Last week I had dinner with Johnny Mathis.
That’s right, Johnny Mathis. The third best-selling recording artist of all time, whose open-hearted, sultry voice animated our car rides to Lake Tahoe when I was 10, the eight-track cassette seemingly invented just so my sister and I could say, yet again, “Go back to ‘Chances Are’!”
Imagine my surprise when I found out recently he grew up in my hometown of San Francisco, and sang at my cousin’s high school graduation, and hung out in all the best synagogues on the High Holy Days with his Jewish friends, soaking up every last chord of the ancient melodies. And there he was at 75, walking onstage looking like a million bucks, the fantasies of hundreds disoriented and then reframed by the song that accompanied his onstage strut: “Kol Nidre.”
But let’s take the eight-track back a track or two. Before “Johnny” and I ate sandwiches in the green room at the Contemporary Jewish Museum, along with the good folks at the Idelsohn Society for Musical Preservation who had brought him to us for a public conversation, I had been listening to him constantly in one of the galleries, where he headlines the exhibition “Black Sabbath: The Secret Musical History of Black-Jewish Relations.” This Idelsohn-curated installation, which explored the mid-century musical conversation between blacks and Jews, was a love letter to the power of a usable past to inspire the future.
This particular chapter of the past began in 1958, when Mathis — flush on the success of some early gold records — decided to go with his heart and record some spiritual melodies that inspired him as a teen. The album, “Good Night, Dear Lord,” included three Jewish songs — the Hebrew “Eli, Eli,” the Yiddish “Where Can I Go?” and the Aramaic “Kol Nidre,” the crowning jewel of the High Holy Day liturgy. It was the rediscovery of this album that inspired “Black Sabbath”; and it was being reminded of this album that inspired Mathis to speak openly for the first time about his engagement with Jewish music, and his view that the truth of art and music brings people together like nothing else.
Mathis was just as sweet and inspiring in person as he is on vinyl, and everyone felt it. After the conversation my mother looked at me slack-jawed as I introduced the two of them to each other, Johnny Mathis hugging her and telling her she had great taste in clothes. I watched grown men and women, heads of banks and Jewish agencies, edge closer to him, their high school yearbooks open to his picture, whispering sotto voce: “Do you remember me from algebra? I had blonde hair then…”
Roger Bennett, one of the four musketeers comprising the Idelsohn Society, explained the generative power of Mathis’ voice even more simply in the opening words of his introduction that evening: “I was conceived to the tune of ‘Chances Are.’”

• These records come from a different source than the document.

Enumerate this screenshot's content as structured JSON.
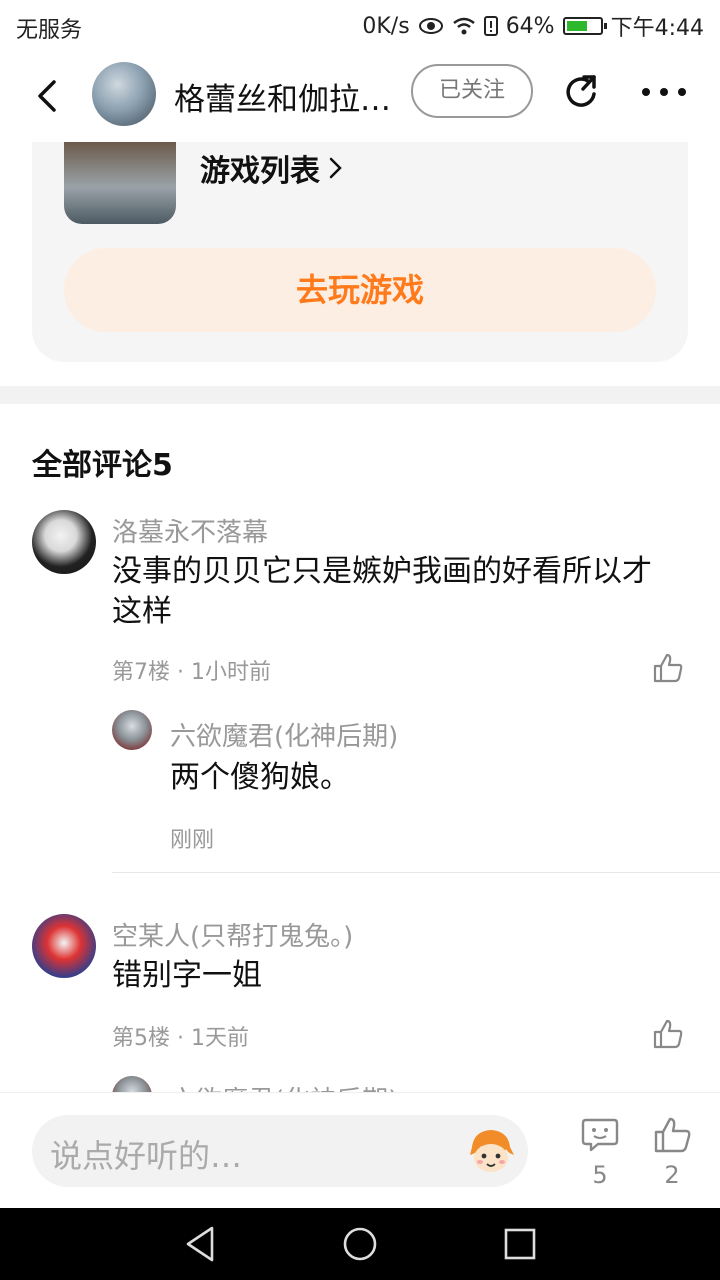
{
  "status_bar": {
    "carrier": "无服务",
    "speed": "0K/s",
    "battery_pct": "64%",
    "battery_level": 0.64,
    "time": "下午4:44"
  },
  "header": {
    "title": "格蕾丝和伽拉…",
    "follow_label": "已关注"
  },
  "game_card": {
    "list_link": "游戏列表",
    "play_label": "去玩游戏"
  },
  "comments": {
    "title": "全部评论5",
    "items": [
      {
        "user": "洛墓永不落幕",
        "text_line1": "没事的贝贝它只是嫉妒我画的好看所以才",
        "text_line2": "这样",
        "meta": "第7楼 · 1小时前",
        "reply": {
          "user": "六欲魔君(化神后期)",
          "text": "两个傻狗娘。",
          "time": "刚刚"
        }
      },
      {
        "user": "空某人(只帮打鬼兔。)",
        "text": "错别字一姐",
        "meta": "第5楼 · 1天前",
        "reply_user_partial": "六欲魔君(化神后期)"
      }
    ]
  },
  "bottom_bar": {
    "input_placeholder": "说点好听的…",
    "comment_count": "5",
    "like_count": "2"
  },
  "colors": {
    "accent": "#ff7a1a",
    "accent_bg": "#fdeee3",
    "card_bg": "#f5f5f5",
    "meta_text": "#999999"
  }
}
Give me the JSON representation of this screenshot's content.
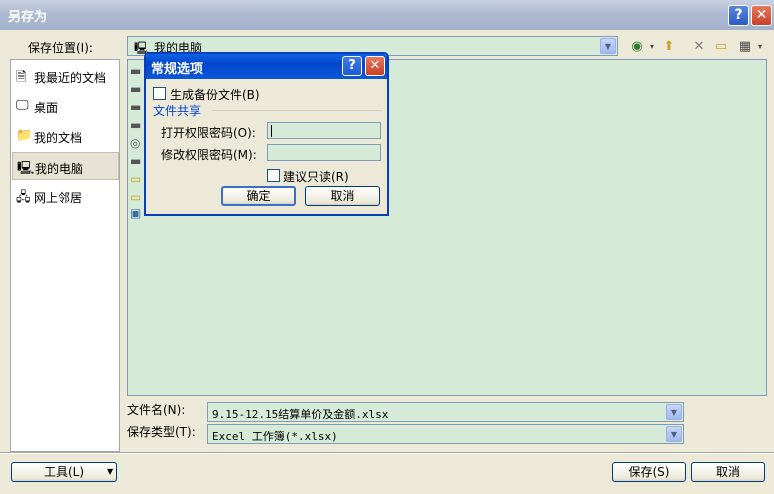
{
  "window": {
    "title": "另存为",
    "help": "?",
    "close": "✕"
  },
  "save_location": {
    "label": "保存位置(I):",
    "value": "我的电脑",
    "icon": "computer-icon"
  },
  "toolbar": {
    "icons": [
      "back-icon",
      "up-folder-icon",
      "delete-icon",
      "new-folder-icon",
      "views-icon"
    ]
  },
  "places": [
    {
      "label": "我最近的文档",
      "icon": "recent-documents-icon"
    },
    {
      "label": "桌面",
      "icon": "desktop-icon"
    },
    {
      "label": "我的文档",
      "icon": "my-documents-icon"
    },
    {
      "label": "我的电脑",
      "icon": "my-computer-icon",
      "selected": true
    },
    {
      "label": "网上邻居",
      "icon": "network-places-icon"
    }
  ],
  "file_name": {
    "label": "文件名(N):",
    "value": "9.15-12.15结算单价及金额.xlsx"
  },
  "file_type": {
    "label": "保存类型(T):",
    "value": "Excel 工作簿(*.xlsx)"
  },
  "buttons": {
    "tools": "工具(L)",
    "save": "保存(S)",
    "cancel": "取消"
  },
  "dialog": {
    "title": "常规选项",
    "help": "?",
    "close": "✕",
    "backup_label": "生成备份文件(B)",
    "group_label": "文件共享",
    "open_password_label": "打开权限密码(O):",
    "modify_password_label": "修改权限密码(M):",
    "readonly_label": "建议只读(R)",
    "ok": "确定",
    "cancel": "取消"
  }
}
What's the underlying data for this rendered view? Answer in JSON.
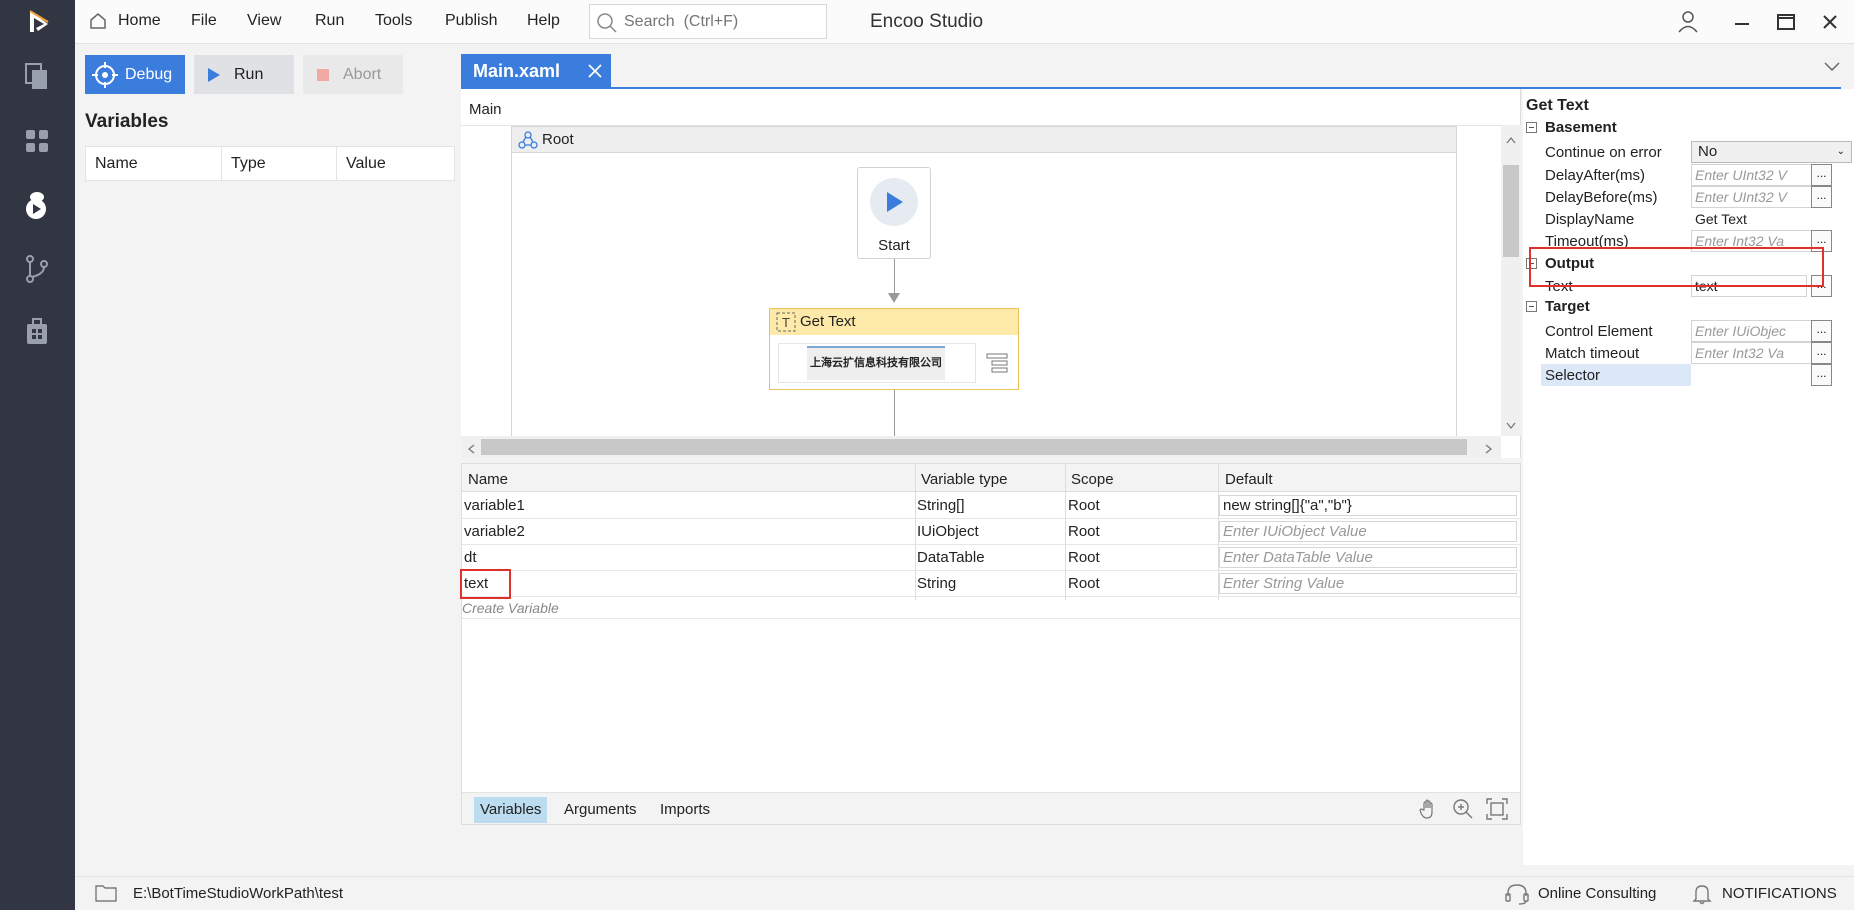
{
  "menubar": {
    "items": [
      "Home",
      "File",
      "View",
      "Run",
      "Tools",
      "Publish",
      "Help"
    ],
    "search_placeholder": "Search  (Ctrl+F)",
    "app_title": "Encoo Studio"
  },
  "toolbar": {
    "debug_label": "Debug",
    "run_label": "Run",
    "abort_label": "Abort"
  },
  "variables_panel": {
    "title": "Variables",
    "columns": [
      "Name",
      "Type",
      "Value"
    ]
  },
  "tabs": [
    {
      "label": "Main.xaml",
      "active": true
    }
  ],
  "designer": {
    "breadcrumb": "Main",
    "root_label": "Root",
    "start_label": "Start",
    "activity_label": "Get Text",
    "activity_preview_text": "上海云扩信息科技有限公司"
  },
  "variable_grid": {
    "columns": [
      "Name",
      "Variable type",
      "Scope",
      "Default"
    ],
    "rows": [
      {
        "name": "variable1",
        "type": "String[]",
        "scope": "Root",
        "default": "new string[]{\"a\",\"b\"}",
        "placeholder": false
      },
      {
        "name": "variable2",
        "type": "IUiObject",
        "scope": "Root",
        "default": "Enter IUiObject Value",
        "placeholder": true
      },
      {
        "name": "dt",
        "type": "DataTable",
        "scope": "Root",
        "default": "Enter DataTable Value",
        "placeholder": true
      },
      {
        "name": "text",
        "type": "String",
        "scope": "Root",
        "default": "Enter String Value",
        "placeholder": true
      }
    ],
    "create_label": "Create Variable",
    "footer_tabs": [
      "Variables",
      "Arguments",
      "Imports"
    ]
  },
  "properties": {
    "title": "Get Text",
    "basement": {
      "label": "Basement",
      "continue_on_error": {
        "name": "Continue on error",
        "value": "No"
      },
      "delay_after": {
        "name": "DelayAfter(ms)",
        "placeholder": "Enter UInt32 V"
      },
      "delay_before": {
        "name": "DelayBefore(ms)",
        "placeholder": "Enter UInt32 V"
      },
      "display_name": {
        "name": "DisplayName",
        "value": "Get Text"
      },
      "timeout": {
        "name": "Timeout(ms)",
        "placeholder": "Enter Int32 Va"
      }
    },
    "output": {
      "label": "Output",
      "text": {
        "name": "Text",
        "value": "text"
      }
    },
    "target": {
      "label": "Target",
      "control_element": {
        "name": "Control Element",
        "placeholder": "Enter IUiObjec"
      },
      "match_timeout": {
        "name": "Match timeout",
        "placeholder": "Enter Int32 Va"
      },
      "selector": {
        "name": "Selector",
        "value": ""
      }
    },
    "ellipsis": "..."
  },
  "statusbar": {
    "path": "E:\\BotTimeStudioWorkPath\\test",
    "online_consulting": "Online Consulting",
    "notifications": "NOTIFICATIONS"
  },
  "colors": {
    "accent": "#3b7ddd",
    "rail": "#323642",
    "highlight": "#e0312d",
    "activity_header": "#fde9a8"
  }
}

I might have coasted unreflectively on these memories for years, passively wondering how Mathis mastered the pronunciation of three Jewish languages, or why “Good Night, Dear Lord” disappeared from our collective consciousness for a half-century, if not for a conversation about innovative philanthropy I attended the other day.
Adam Hirschfelder, a program officer at the Koret Foundation and a supporter of jazz and Jewish music in Northern California, brought up his own “Mathis moment” in the context of a conversation about new ideas in Jewish life. At a time when innovation has become a buzz word, he said, a roomful of Jews (including him) heard an old recording of “Kol Nidre” as if for the first time. “Singing ‘Kol Nidre’ is not an innovation,” he said dryly. And yet there wasn’t a dry eye in the house when Mathis walked onstage to a standing ovation. The reason? A heady combination of nostalgia, the chance to hear a legend talk openly and frankly about his inner life, and the commitment of a group of young Jews (The Idelsohns) to find a creative Jewish spark in unexpected places.
After Mathis’ monologue on music and cultural understanding, a group of us slipped into the boardroom for a toast, and to muse on our luck at being present that evening. We poured new wine into the old bottle of our tradition, taking photographs with our evening’s guest cantor to prove we weren’t making this up.
On the sound system Mathis sang “Let it Be Me,” the title track on his new album, a collection of country standards. And for that evening we Let It Be Him. For one night, the Jewish leadership of San Francisco let go of the burdens of quantifying and qualifying contemporary Jewish life, of searching for the language to inspire and cajole a new generation to pay attention. We just Let It Be.
Daniel Schifrin is writer in residence and director of Public Programs at the Contemporary Jewish Museum in San Francisco.